What is required -
Return all lines from the listing below in which the string "twitter" occurs.

Task input -

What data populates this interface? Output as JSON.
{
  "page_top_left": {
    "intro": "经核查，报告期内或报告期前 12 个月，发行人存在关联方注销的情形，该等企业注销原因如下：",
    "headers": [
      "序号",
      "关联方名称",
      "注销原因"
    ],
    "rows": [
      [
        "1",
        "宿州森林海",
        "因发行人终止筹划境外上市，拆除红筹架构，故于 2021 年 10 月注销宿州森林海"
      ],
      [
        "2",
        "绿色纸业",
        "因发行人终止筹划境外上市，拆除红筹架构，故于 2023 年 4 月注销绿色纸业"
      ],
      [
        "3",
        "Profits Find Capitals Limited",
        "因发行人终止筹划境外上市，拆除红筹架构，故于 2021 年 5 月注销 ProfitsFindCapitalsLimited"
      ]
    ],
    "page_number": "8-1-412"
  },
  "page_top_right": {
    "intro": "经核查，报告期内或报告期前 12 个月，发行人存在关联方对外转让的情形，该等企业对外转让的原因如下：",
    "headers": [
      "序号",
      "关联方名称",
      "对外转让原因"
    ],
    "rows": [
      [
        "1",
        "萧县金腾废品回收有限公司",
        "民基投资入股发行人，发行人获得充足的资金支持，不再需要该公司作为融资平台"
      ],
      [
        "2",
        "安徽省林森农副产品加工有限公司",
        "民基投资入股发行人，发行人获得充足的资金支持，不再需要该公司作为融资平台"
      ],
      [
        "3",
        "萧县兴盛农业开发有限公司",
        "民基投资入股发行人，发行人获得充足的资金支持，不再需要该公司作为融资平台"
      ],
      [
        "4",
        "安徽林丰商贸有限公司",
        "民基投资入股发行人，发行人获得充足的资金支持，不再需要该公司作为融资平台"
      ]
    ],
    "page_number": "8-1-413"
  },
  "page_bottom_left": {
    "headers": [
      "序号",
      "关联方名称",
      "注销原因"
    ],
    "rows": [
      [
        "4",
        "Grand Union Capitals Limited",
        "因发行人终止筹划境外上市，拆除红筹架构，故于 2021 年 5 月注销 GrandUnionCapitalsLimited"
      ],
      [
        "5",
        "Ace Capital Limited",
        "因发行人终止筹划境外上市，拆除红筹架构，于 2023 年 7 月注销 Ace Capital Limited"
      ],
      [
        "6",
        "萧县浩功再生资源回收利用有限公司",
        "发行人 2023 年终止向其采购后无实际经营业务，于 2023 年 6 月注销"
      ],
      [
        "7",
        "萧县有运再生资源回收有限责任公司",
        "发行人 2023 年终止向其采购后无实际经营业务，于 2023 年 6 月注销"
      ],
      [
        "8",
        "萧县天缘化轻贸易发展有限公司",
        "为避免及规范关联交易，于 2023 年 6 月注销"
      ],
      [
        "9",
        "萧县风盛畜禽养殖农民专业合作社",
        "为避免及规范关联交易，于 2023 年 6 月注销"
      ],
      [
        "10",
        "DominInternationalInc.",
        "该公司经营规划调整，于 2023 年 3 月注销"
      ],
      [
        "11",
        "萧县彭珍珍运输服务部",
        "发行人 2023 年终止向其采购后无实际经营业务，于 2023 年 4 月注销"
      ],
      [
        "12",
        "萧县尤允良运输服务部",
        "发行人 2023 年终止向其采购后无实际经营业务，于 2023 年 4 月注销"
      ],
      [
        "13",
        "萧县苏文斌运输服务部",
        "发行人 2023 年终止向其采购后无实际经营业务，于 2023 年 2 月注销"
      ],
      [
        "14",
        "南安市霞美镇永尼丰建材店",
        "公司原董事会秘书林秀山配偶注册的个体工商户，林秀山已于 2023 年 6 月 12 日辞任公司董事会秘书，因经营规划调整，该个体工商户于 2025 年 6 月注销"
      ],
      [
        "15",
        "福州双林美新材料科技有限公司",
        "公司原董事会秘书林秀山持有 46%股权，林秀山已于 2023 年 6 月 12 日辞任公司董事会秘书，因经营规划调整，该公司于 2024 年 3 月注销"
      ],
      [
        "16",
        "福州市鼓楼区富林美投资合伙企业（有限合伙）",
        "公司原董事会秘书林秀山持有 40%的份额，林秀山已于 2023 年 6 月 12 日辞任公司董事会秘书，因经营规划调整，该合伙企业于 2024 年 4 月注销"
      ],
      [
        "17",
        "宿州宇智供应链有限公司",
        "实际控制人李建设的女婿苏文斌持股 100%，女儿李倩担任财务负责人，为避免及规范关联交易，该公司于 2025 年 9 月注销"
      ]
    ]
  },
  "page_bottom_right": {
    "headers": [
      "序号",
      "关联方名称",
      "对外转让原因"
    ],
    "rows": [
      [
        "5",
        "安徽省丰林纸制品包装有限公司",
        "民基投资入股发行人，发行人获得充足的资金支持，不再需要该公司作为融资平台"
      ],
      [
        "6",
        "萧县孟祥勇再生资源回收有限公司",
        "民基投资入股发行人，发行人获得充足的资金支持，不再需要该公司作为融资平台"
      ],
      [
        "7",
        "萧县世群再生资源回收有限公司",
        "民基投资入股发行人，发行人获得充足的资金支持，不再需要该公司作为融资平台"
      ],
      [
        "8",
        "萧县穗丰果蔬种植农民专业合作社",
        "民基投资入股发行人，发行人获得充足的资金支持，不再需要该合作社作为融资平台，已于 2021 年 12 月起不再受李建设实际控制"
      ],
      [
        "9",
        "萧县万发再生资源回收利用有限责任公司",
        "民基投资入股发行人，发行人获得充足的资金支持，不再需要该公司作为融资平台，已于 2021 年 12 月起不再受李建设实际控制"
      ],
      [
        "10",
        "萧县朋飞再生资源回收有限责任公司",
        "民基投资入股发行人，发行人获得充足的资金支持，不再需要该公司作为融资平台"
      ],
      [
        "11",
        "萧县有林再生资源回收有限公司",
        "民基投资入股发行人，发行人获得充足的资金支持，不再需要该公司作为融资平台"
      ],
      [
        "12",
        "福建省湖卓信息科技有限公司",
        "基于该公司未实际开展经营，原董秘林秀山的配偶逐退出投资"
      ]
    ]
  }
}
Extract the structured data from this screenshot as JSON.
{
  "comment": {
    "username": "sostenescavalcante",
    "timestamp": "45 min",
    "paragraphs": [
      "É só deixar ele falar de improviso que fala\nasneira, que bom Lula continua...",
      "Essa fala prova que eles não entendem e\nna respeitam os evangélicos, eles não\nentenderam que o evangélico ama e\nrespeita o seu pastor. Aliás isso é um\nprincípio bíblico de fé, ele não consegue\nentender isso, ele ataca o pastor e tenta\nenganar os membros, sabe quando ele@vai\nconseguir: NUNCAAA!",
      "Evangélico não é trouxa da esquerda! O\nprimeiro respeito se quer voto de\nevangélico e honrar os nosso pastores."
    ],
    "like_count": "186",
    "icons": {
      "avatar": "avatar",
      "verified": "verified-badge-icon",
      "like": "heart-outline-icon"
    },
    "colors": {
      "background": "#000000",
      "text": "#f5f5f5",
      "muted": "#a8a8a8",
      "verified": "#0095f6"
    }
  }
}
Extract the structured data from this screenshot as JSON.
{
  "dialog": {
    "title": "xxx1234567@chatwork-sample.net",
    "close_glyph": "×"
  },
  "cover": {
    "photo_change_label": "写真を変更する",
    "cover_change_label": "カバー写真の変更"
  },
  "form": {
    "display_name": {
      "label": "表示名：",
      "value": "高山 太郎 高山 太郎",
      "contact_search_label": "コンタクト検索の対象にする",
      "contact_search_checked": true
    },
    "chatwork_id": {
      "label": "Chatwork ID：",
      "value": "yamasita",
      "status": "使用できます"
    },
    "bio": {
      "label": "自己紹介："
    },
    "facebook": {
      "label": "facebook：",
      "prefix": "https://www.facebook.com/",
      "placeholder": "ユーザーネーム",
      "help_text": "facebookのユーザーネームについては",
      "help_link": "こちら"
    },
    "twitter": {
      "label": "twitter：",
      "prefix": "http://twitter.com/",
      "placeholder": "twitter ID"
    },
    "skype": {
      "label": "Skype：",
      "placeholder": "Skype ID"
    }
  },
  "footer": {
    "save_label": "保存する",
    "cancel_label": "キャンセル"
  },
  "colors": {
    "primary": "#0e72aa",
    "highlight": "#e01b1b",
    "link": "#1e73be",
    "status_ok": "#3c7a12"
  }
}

Answer space -
    "twitter": {
      "label": "twitter：",
      "prefix": "http://twitter.com/",
      "placeholder": "twitter ID"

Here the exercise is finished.